Abramowitz, M. and Stegun, I. A. (1972) Handbook of Mathematical Functions. New York: Dover. https://en.wikipedia.org/wiki/Abramowitz_and_Stegun provides links to the full text which is in public domain.
Chapter 6: Gamma and Related Functions.

See Also

Arithmetic for simple, sqrt for miscellaneous mathematical functions and Bessel for the real Bessel functions.

For the incomplete gamma function see pgamma.



choose(5, 2)
for (n in 0:10) print(choose(n, k = 0:n))


## gamma has 1st order poles at 0, -1, -2, ...
## this will generate loss of precision warnings, so turn off
op <- options("warn")
options(warn = -1)
x <- sort(c(seq(-3, 4, length.out = 201), outer(0:-3, (-1:1)*1e-6, "+")))
plot(x, gamma(x), ylim = c(-20,20), col = "red", type = "l", lwd = 2,
     main = expression(Gamma(x)))
abline(h = 0, v = -3:0, lty = 3, col = "midnightblue")

x <- seq(0.1, 4, length.out = 201); dx <- diff(x)[1]
par(mfrow = c(2, 3))
for (ch in c("", "l","di","tri","tetra","penta")) {
  is.deriv <- nchar(ch) >= 2
  nm <- paste0(ch, "gamma")
  if (is.deriv) {
    dy <- diff(y) / dx # finite difference
    der <- which(ch == c("di","tri","tetra","penta")) - 1
    nm2 <- paste0("psigamma(*, deriv = ", der,")")
    nm  <- if(der >= 2) nm2 else paste(nm, nm2, sep = " ==\n")
    y <- psigamma(x, deriv = der)
  } else {
    y <- get(nm)(x)
  plot(x, y, type = "l", main = nm, col = "red")
  abline(h = 0, col = "lightgray")
  if (is.deriv) lines(x[-1], dy, col = "blue", lty = 2)
par(mfrow = c(1, 1))

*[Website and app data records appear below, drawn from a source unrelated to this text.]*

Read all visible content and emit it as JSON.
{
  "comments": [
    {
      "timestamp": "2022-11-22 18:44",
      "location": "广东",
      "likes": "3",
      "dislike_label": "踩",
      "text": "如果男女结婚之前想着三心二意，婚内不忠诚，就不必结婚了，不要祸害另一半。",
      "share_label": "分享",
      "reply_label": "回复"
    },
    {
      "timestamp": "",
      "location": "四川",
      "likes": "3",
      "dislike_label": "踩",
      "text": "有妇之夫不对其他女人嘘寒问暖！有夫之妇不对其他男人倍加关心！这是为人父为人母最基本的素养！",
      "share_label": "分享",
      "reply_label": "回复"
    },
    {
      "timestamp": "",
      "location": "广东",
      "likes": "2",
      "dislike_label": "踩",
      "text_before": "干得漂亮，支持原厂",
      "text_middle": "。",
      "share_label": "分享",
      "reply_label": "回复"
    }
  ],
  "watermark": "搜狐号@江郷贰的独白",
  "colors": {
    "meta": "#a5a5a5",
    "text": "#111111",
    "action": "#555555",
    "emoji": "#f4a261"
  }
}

## "Extended" Pascal triangle:
fN <- function(n) formatC(n, width=2)
for (n in -4:10) {
    cat(fN(n),":", fN(choose(n, k = -2:max(3, n+2))))

## R code version of choose()  [simplistic; warning for k < 0]:
mychoose <- function(r, k)
    ifelse(k <= 0, (k == 0),
           sapply(k, function(k) prod(r:(r-k+1))) / factorial(k))
k <- -1:6
cbind(k = k, choose(1/2, k), mychoose(1/2, k))

## Binomial theorem for n = 1/2 ;
## sqrt(1+x) = (1+x)^(1/2) = sum_{k=0}^Inf  choose(1/2, k) * x^k :
k <- 0:10 # 10 is sufficient for ~ 9 digit precision:
sum(choose(1/2, k)* .25^k)

[Package base version 3.4.0 Index]